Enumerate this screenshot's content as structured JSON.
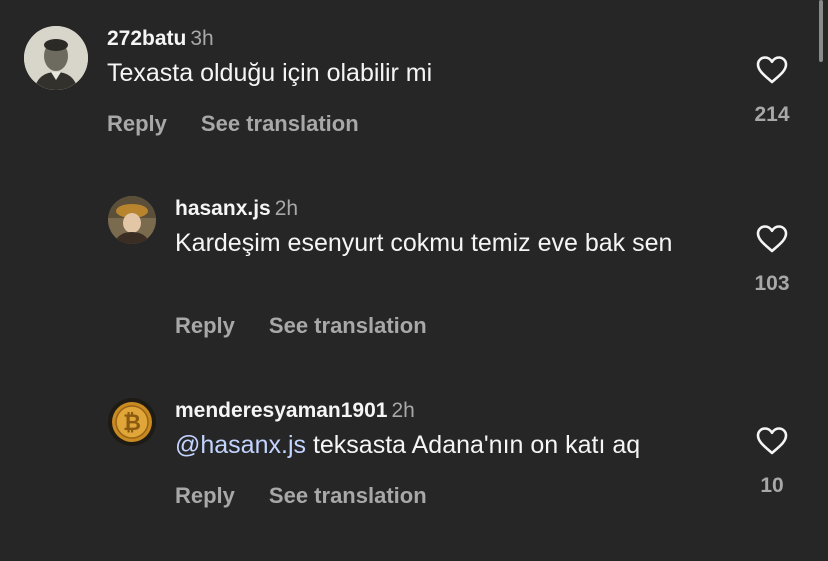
{
  "comments": [
    {
      "username": "272batu",
      "time": "3h",
      "text": "Texasta olduğu için olabilir mi",
      "reply_label": "Reply",
      "translate_label": "See translation",
      "likes": "214"
    },
    {
      "username": "hasanx.js",
      "time": "2h",
      "text": "Kardeşim esenyurt cokmu temiz eve bak sen",
      "reply_label": "Reply",
      "translate_label": "See translation",
      "likes": "103"
    },
    {
      "username": "menderesyaman1901",
      "time": "2h",
      "mention": "@hasanx.js",
      "text": " teksasta Adana'nın on katı aq",
      "reply_label": "Reply",
      "translate_label": "See translation",
      "likes": "10"
    }
  ],
  "icons": {
    "like": "heart-outline-icon"
  },
  "colors": {
    "background": "#262626",
    "text": "#f5f5f5",
    "secondary": "#a8a8a8",
    "mention": "#c2d4ff"
  }
}
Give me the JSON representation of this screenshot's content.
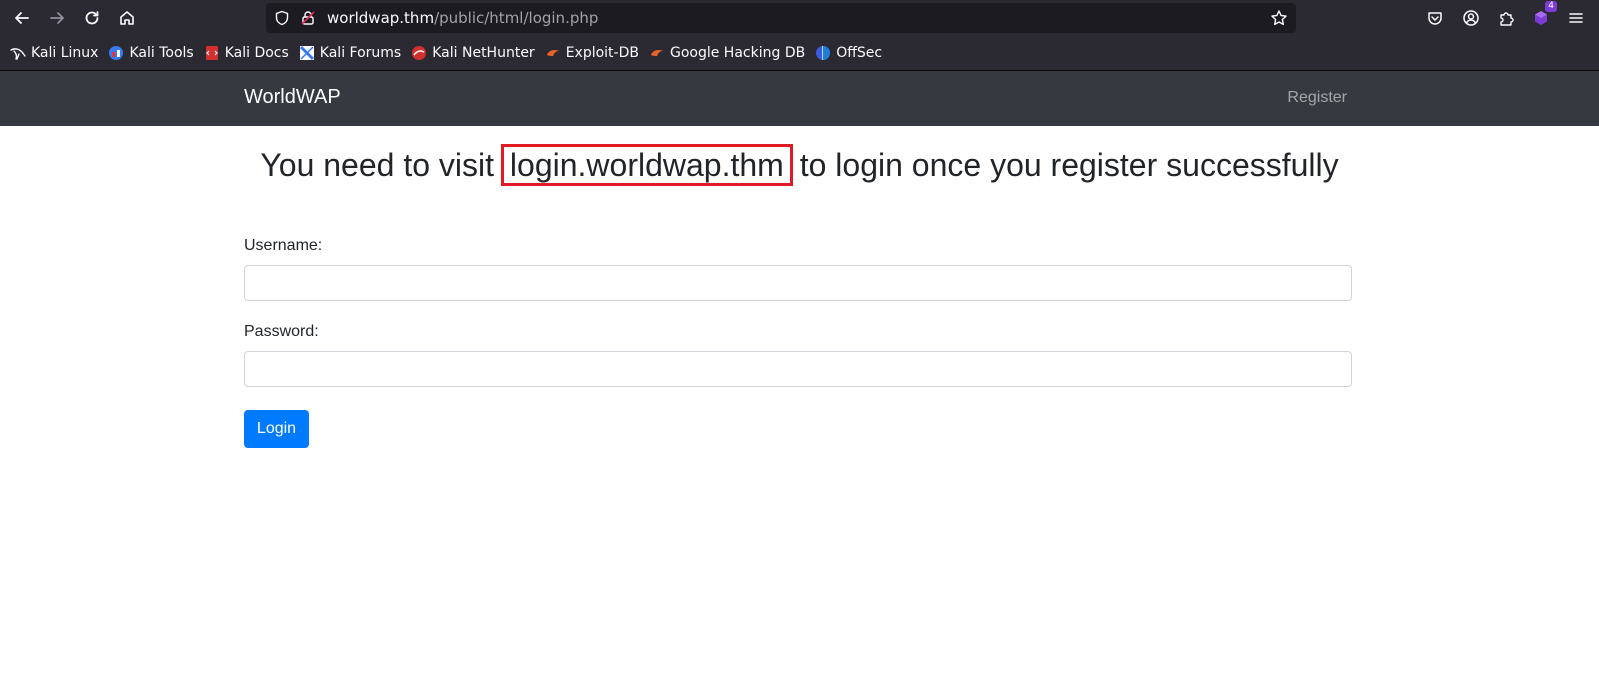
{
  "browser": {
    "url_host": "worldwap.thm",
    "url_path": "/public/html/login.php",
    "extension_badge": "4",
    "bookmarks": [
      {
        "label": "Kali Linux",
        "icon": "kali-dragon-icon"
      },
      {
        "label": "Kali Tools",
        "icon": "kali-tools-icon"
      },
      {
        "label": "Kali Docs",
        "icon": "kali-docs-icon"
      },
      {
        "label": "Kali Forums",
        "icon": "kali-forums-icon"
      },
      {
        "label": "Kali NetHunter",
        "icon": "kali-nethunter-icon"
      },
      {
        "label": "Exploit-DB",
        "icon": "exploit-db-icon"
      },
      {
        "label": "Google Hacking DB",
        "icon": "ghdb-icon"
      },
      {
        "label": "OffSec",
        "icon": "offsec-icon"
      }
    ]
  },
  "site": {
    "brand": "WorldWAP",
    "nav_register": "Register"
  },
  "page": {
    "heading_before": "You need to visit ",
    "heading_highlight": "login.worldwap.thm",
    "heading_after": " to login once you register successfully",
    "username_label": "Username:",
    "username_value": "",
    "password_label": "Password:",
    "password_value": "",
    "login_button": "Login"
  },
  "colors": {
    "navbar_bg": "#343a40",
    "primary": "#007bff",
    "highlight_border": "#e01b24",
    "browser_bg": "#2b2a33"
  }
}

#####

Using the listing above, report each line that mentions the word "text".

      "text": "Texasta olduğu için olabilir mi",
      "text": "Kardeşim esenyurt cokmu temiz eve bak sen",
      "text": " teksasta Adana'nın on katı aq",
    "text": "#f5f5f5",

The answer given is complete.